At the New York Observer, Max Abelson has an absolute must-read piece ("The Repo Men's New Lehman Shrug") in which he quotes three former Lehman executives who are out to convince us that their now infamous "Repo 105" transactions were near standard operating procedure on Wall Street.
And, according to the New York Post, former Lehman CEO Dick Fuld actually feels vindicated by the Lehman bankruptcy examiner's report released last week -- which said that Fuld was "at least grossly negligent" in failing to discover the transactions.
So, if you're scoring at home, to ex-Lehman brass $50 billion is an insignificant amount of money to conceal and being referred to as grossly negligent is a relief. Got that? (Bear in mind that $50 billion is roughly half the annual cost of the Democrats' hotly-debated health care plan.)
The "Repo 105" deals -- which, the examiner found, improperly classified loans as revenue on Lehman's books -- were just too arcane for the layperson, according to one of Abelson's sources. Lehman execs were forced to move the deals through its London office to get them approved. "It's funny, for nonprofessionals, you can try to make it a smoking gun," the source said, "I'm like, whatever."
Here's another juicy bit from the NYO:
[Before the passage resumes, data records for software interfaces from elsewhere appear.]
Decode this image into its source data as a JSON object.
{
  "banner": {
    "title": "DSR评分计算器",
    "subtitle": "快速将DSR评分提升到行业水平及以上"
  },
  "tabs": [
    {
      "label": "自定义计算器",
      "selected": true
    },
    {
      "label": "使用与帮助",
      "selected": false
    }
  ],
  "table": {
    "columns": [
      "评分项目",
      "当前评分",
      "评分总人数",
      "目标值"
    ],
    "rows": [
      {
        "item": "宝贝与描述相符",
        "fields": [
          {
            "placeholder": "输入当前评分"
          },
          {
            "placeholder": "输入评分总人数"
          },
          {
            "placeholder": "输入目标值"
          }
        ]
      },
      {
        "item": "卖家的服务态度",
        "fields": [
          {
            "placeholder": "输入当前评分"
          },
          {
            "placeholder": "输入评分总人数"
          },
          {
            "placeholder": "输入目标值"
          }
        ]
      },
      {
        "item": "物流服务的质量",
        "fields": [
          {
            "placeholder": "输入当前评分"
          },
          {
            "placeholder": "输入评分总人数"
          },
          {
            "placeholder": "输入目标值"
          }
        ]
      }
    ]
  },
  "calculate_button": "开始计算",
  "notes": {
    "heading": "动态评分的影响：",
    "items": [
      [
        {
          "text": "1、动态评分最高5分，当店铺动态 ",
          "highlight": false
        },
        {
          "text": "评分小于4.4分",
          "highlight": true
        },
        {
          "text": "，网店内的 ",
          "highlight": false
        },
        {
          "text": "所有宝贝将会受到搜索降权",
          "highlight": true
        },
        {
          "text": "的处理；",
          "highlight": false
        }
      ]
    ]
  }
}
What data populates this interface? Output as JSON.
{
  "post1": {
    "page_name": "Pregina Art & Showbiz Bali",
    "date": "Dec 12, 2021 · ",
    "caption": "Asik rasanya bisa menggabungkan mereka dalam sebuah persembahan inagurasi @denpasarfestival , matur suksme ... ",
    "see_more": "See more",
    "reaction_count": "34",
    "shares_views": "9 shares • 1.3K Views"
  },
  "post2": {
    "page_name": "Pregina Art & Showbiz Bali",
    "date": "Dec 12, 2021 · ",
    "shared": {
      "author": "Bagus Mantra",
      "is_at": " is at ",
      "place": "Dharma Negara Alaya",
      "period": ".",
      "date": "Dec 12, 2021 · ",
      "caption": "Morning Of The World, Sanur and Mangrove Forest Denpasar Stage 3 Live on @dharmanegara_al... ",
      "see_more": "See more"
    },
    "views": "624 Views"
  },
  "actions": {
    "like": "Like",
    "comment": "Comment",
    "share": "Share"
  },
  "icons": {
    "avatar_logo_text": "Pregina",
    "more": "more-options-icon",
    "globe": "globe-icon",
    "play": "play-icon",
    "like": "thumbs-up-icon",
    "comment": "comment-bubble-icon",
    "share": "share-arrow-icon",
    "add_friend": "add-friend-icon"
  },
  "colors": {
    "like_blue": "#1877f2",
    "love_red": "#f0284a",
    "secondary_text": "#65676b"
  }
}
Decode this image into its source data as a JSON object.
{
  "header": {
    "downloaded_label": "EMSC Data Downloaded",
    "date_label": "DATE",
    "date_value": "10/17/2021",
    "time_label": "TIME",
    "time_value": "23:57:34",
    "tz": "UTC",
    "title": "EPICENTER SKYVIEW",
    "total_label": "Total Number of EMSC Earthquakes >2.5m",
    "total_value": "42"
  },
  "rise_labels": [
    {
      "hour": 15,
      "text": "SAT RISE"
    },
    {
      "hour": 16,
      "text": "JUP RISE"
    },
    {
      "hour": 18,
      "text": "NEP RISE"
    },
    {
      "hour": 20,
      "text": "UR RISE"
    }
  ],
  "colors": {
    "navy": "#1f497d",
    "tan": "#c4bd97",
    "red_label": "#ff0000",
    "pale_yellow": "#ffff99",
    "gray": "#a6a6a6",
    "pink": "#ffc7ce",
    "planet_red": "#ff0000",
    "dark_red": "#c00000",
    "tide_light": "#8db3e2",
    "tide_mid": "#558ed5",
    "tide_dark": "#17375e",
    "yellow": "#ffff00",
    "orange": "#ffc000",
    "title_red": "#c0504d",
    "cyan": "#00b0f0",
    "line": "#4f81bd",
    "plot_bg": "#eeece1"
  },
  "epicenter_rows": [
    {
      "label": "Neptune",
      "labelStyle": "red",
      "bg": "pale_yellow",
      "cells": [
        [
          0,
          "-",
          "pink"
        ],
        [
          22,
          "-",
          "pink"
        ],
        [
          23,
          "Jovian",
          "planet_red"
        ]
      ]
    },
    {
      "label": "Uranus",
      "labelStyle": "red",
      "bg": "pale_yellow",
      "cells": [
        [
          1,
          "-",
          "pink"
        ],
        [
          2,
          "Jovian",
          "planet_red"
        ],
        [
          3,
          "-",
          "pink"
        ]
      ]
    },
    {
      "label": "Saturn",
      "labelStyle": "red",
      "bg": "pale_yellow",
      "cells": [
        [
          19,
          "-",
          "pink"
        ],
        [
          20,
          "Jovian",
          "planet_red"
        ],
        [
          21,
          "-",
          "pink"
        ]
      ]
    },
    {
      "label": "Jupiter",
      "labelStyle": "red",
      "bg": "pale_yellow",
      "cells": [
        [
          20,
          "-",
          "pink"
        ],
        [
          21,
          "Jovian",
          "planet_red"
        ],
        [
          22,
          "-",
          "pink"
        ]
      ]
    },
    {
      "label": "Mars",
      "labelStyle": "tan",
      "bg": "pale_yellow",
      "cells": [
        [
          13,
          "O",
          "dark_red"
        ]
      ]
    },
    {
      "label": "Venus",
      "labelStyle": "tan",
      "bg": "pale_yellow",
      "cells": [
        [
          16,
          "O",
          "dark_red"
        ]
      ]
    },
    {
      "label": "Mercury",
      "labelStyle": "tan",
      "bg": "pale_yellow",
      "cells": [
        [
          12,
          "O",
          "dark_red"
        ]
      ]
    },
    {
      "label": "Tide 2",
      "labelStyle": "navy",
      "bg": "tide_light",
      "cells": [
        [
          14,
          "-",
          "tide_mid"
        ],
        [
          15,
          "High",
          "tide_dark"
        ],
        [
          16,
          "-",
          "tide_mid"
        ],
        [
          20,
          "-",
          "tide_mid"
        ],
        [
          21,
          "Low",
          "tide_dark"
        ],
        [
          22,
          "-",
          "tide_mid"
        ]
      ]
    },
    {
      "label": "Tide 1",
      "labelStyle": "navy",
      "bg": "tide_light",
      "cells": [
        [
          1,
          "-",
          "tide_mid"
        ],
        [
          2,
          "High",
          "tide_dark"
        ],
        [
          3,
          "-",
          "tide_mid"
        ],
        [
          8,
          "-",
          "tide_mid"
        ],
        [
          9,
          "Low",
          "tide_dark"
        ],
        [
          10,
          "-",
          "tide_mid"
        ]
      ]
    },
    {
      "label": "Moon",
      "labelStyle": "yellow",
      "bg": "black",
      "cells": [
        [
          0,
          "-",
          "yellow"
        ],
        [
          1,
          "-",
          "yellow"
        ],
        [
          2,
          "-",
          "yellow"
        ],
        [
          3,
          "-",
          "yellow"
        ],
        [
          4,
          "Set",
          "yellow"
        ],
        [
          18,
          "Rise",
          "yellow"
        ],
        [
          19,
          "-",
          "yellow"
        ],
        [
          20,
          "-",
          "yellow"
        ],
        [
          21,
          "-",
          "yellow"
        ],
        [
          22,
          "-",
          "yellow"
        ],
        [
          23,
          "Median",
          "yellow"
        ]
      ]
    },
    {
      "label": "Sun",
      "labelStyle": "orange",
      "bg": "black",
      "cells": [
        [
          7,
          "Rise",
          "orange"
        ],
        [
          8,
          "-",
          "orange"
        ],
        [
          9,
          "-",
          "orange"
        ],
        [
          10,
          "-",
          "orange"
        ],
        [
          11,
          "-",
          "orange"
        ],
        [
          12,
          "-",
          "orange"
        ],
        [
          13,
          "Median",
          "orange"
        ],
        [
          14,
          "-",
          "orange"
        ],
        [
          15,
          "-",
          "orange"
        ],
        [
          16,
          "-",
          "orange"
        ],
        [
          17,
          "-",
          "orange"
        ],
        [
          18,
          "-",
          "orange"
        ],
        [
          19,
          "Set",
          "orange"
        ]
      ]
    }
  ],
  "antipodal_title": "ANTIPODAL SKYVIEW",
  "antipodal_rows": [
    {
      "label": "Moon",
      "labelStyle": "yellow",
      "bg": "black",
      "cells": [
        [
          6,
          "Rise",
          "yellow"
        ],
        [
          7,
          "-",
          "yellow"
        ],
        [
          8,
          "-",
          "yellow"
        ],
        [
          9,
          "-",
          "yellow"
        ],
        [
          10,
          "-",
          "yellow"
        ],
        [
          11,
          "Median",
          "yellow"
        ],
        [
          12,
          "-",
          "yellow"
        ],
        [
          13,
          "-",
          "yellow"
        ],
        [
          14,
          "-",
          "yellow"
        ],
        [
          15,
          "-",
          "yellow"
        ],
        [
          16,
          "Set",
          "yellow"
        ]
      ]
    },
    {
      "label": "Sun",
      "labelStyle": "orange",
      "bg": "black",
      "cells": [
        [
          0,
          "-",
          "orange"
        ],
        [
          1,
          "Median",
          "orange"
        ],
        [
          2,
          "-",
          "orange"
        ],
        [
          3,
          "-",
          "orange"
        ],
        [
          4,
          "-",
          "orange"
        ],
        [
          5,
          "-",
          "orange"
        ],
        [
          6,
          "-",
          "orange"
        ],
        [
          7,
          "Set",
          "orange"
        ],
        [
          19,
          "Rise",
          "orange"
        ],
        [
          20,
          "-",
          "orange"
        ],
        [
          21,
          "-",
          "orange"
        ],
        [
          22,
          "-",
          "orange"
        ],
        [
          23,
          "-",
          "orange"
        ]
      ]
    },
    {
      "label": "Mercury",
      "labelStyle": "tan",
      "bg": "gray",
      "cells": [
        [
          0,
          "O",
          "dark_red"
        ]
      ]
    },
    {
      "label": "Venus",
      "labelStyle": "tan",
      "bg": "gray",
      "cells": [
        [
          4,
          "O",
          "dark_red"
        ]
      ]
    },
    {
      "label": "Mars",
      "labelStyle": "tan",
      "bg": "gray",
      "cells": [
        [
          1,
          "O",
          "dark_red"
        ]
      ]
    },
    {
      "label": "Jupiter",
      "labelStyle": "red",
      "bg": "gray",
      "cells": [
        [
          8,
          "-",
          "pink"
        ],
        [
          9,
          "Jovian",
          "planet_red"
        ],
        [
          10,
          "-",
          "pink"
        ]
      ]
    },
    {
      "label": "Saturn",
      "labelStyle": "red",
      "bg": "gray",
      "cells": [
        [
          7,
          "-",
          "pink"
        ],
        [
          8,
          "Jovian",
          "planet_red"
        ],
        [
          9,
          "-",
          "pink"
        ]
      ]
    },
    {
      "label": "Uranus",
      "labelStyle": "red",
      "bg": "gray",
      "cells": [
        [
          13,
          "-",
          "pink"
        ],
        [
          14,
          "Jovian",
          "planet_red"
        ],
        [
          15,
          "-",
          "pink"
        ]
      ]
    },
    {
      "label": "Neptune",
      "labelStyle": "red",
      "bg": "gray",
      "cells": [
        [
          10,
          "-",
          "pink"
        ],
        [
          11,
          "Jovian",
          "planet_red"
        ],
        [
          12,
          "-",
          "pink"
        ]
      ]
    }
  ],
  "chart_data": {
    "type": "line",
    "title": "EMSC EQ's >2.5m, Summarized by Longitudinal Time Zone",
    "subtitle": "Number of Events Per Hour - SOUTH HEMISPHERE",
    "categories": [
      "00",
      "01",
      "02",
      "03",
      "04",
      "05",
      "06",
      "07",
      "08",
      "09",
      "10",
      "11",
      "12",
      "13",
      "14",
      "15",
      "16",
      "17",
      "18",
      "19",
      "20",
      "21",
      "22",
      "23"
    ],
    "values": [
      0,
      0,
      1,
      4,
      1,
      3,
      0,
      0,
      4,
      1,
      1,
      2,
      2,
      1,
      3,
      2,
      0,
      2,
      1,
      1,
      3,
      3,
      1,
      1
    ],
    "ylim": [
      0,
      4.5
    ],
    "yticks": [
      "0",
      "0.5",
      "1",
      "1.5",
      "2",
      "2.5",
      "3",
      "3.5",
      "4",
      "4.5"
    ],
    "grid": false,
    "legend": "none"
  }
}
The idea, a year and a half after the biggest bankruptcy in American history began, is that criticism of the firm is the domain of unsophisticates. "When I read this, I giggle a little bit. Because $50 billion is a shitload of money, but in the grand scheme of things," said a third source, a former managing director in England--where the accounting gimmick, named Repo 105, was given a legal endorsement that it couldn't get here, "$50 billion is a drop in the ocean."
"But it's important not to lose sight of the fact that what we're seeing here is a corporate failing to an even greater degree than it is an individual one, and that it infects investment banks generally, not just Lehman Brothers. These shops deliberately go out to hire psychopaths, and then they fire the ones who go soft, while promoting the most aggressive assholes, keeping a few smooth-talking client-relationship types on hand to preserve some semblance of a respectable public face.